To assess the impact of prolonged lockdowns on population growth, scientists from Italy analyzed fertility rates at the end of 2020 in 22 high-income countries and compared these data with those before the pandemic. Together, these states account for 37% of the total number of reported cases of coronavirus and 34% of deaths from COVID-19.
The results showed that in most countries, many people of fertile age decided to postpone the decision of the issue of childbirth. The most significant decline in the fertility rate is observed in Italy: -9.1% compared to forecasts based on indicators of previous years. “Anti-records” in the number of births were recorded in Hungary (-8.5%), Spain (-8.4%), Portugal (-6.6%). In the United States, the birth rate has decreased by 7.1% compared to 2019.
The only exceptions were Denmark, Finland, Germany and the Netherlands. According to the authors of the study, this may be due to social policy and family support in these countries.

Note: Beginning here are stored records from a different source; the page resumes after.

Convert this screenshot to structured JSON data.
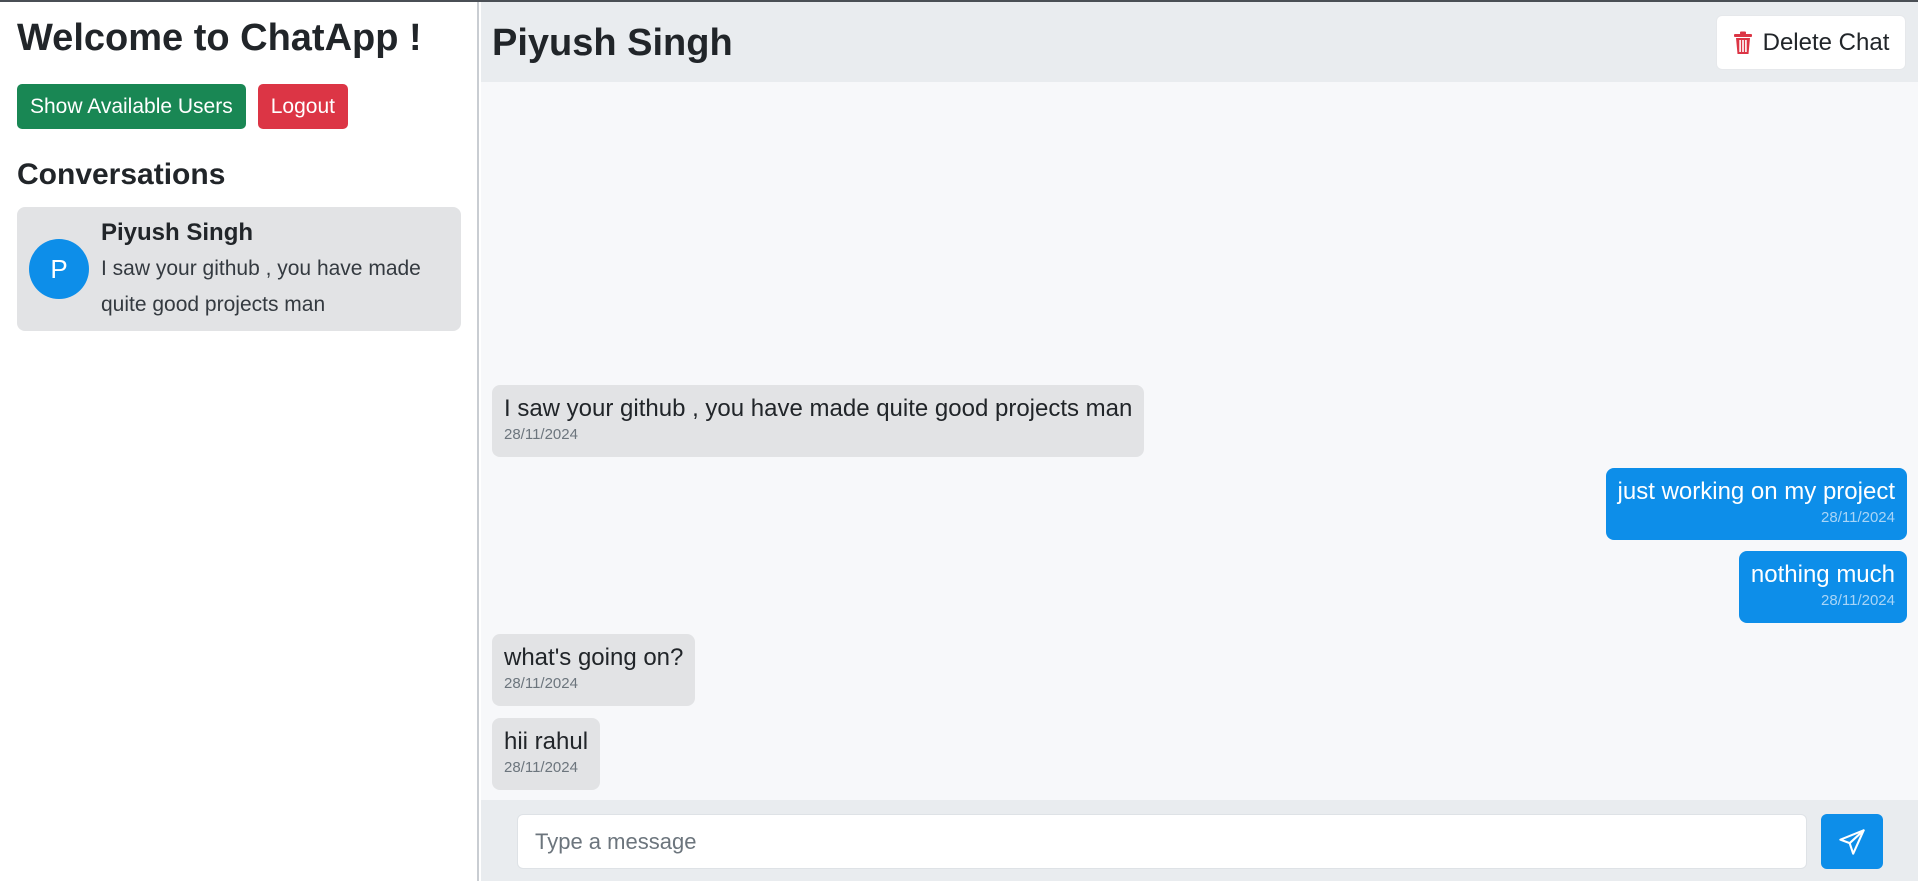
{
  "sidebar": {
    "welcome": "Welcome to ChatApp !",
    "show_users_label": "Show Available Users",
    "logout_label": "Logout",
    "section_title": "Conversations",
    "conversations": [
      {
        "avatar_letter": "P",
        "name": "Piyush Singh",
        "preview": "I saw your github , you have made quite good projects man"
      }
    ]
  },
  "chat": {
    "title": "Piyush Singh",
    "delete_label": "Delete Chat",
    "messages": [
      {
        "direction": "in",
        "text": "I saw your github , you have made quite good projects man",
        "date": "28/11/2024"
      },
      {
        "direction": "out",
        "text": "just working on my project",
        "date": "28/11/2024"
      },
      {
        "direction": "out",
        "text": "nothing much",
        "date": "28/11/2024"
      },
      {
        "direction": "in",
        "text": "what's going on?",
        "date": "28/11/2024"
      },
      {
        "direction": "in",
        "text": "hii rahul",
        "date": "28/11/2024"
      }
    ],
    "input_placeholder": "Type a message"
  },
  "icons": {
    "delete": "trash-icon",
    "send": "paper-plane-icon"
  },
  "colors": {
    "primary": "#0d8ee9",
    "success": "#198754",
    "danger": "#dc3545",
    "incoming_bubble": "#e2e3e5"
  }
}
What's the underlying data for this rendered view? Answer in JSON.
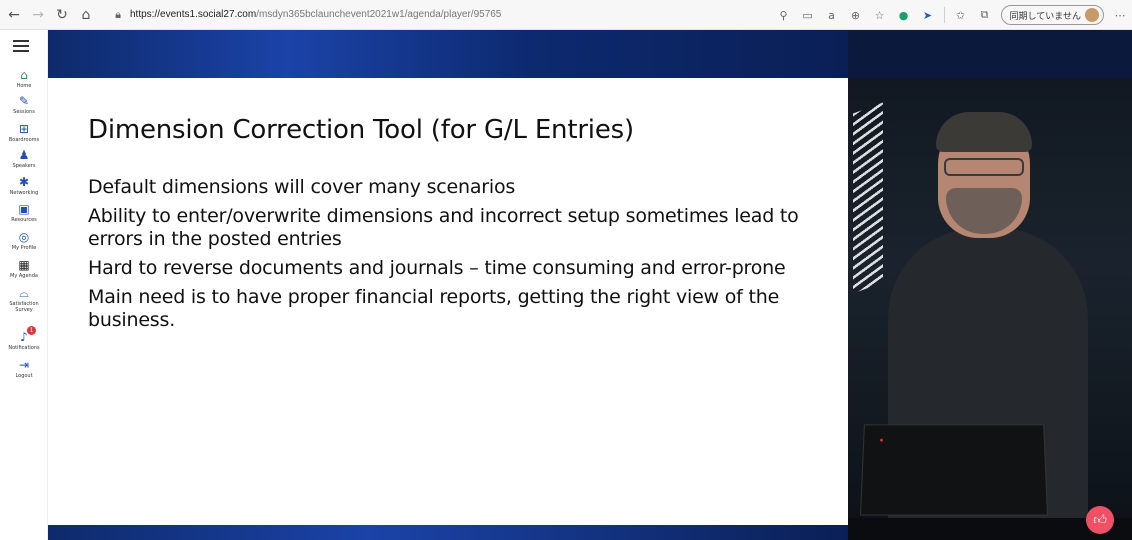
{
  "browser": {
    "url_host": "https://events1.social27.com",
    "url_path": "/msdyn365bclaunchevent2021w1/agenda/player/95765",
    "profile_label": "同期していません",
    "icons": [
      "back-icon",
      "forward-icon",
      "refresh-icon",
      "home-icon",
      "lock-icon",
      "search-icon",
      "immersive-reader-icon",
      "read-aloud-icon",
      "zoom-icon",
      "add-favorite-icon",
      "extension-icon",
      "extension-icon",
      "favorites-icon",
      "collections-icon",
      "more-icon"
    ]
  },
  "sidebar": {
    "items": [
      {
        "label": "Home",
        "icon": "home-icon"
      },
      {
        "label": "Sessions",
        "icon": "pencil-icon"
      },
      {
        "label": "Boardrooms",
        "icon": "boardroom-icon"
      },
      {
        "label": "Speakers",
        "icon": "speaker-icon"
      },
      {
        "label": "Networking",
        "icon": "networking-icon"
      },
      {
        "label": "Resources",
        "icon": "resources-icon"
      },
      {
        "label": "My Profile",
        "icon": "profile-icon"
      },
      {
        "label": "My Agenda",
        "icon": "calendar-icon"
      },
      {
        "label": "Satisfaction Survey",
        "icon": "survey-icon"
      },
      {
        "label": "Notifications",
        "icon": "bell-icon",
        "badge": "1"
      },
      {
        "label": "Logout",
        "icon": "logout-icon"
      }
    ]
  },
  "slide": {
    "title": "Dimension Correction Tool (for G/L Entries)",
    "bullets": [
      "Default dimensions will cover many scenarios",
      "Ability to enter/overwrite dimensions and incorrect setup sometimes lead to errors in the posted entries",
      "Hard to reverse documents and journals – time consuming and error-prone",
      "Main need is to have proper financial reports, getting the right view of the business."
    ]
  },
  "controls": {
    "like_icon": "thumbs-up-icon"
  },
  "colors": {
    "accent": "#1f4fb0",
    "like": "#f05065",
    "badge": "#e0353b",
    "band": "#1b43a8"
  }
}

Scientists noted that these data are consistent with the results of surveys on childbearing plans conducted in Germany, France, Spain and the UK at the beginning of the first wave of COVID-19. About 73% of people who wanted to have children in 2020 decided to postpone pregnancy or even abandoned such plans.
In addition, in 2020, about 8% of women in Japan who terminated their pregnancies decided to take this step due to the pandemic. Most of them were forced to have an abortion due to the loss of their partner’s job or a decrease in his income, while others admitted that they were too afraid of contracting coronavirus during pregnancy.
“At the start of the pandemic, there was a popular media idea that isolation would lead to a baby boom as couples spend more time together. But if you look at the birth rate during other disasters and shocks, it turns out that in such circumstances, a demographic collapse occurs. Although, as we can see, this does not happen in all countries, ”said lead author of the study, Arnstein Aassve.
Note that the demographic results of 2020 in Russia turned out to be the worst over the past 15 years: the population decreased by 582.2 thousand people. The last time such similar indicators were recorded in 2003. The number of births in the first year of the pandemic decreased by 48.8 thousand. A similar decline was observed in 2002.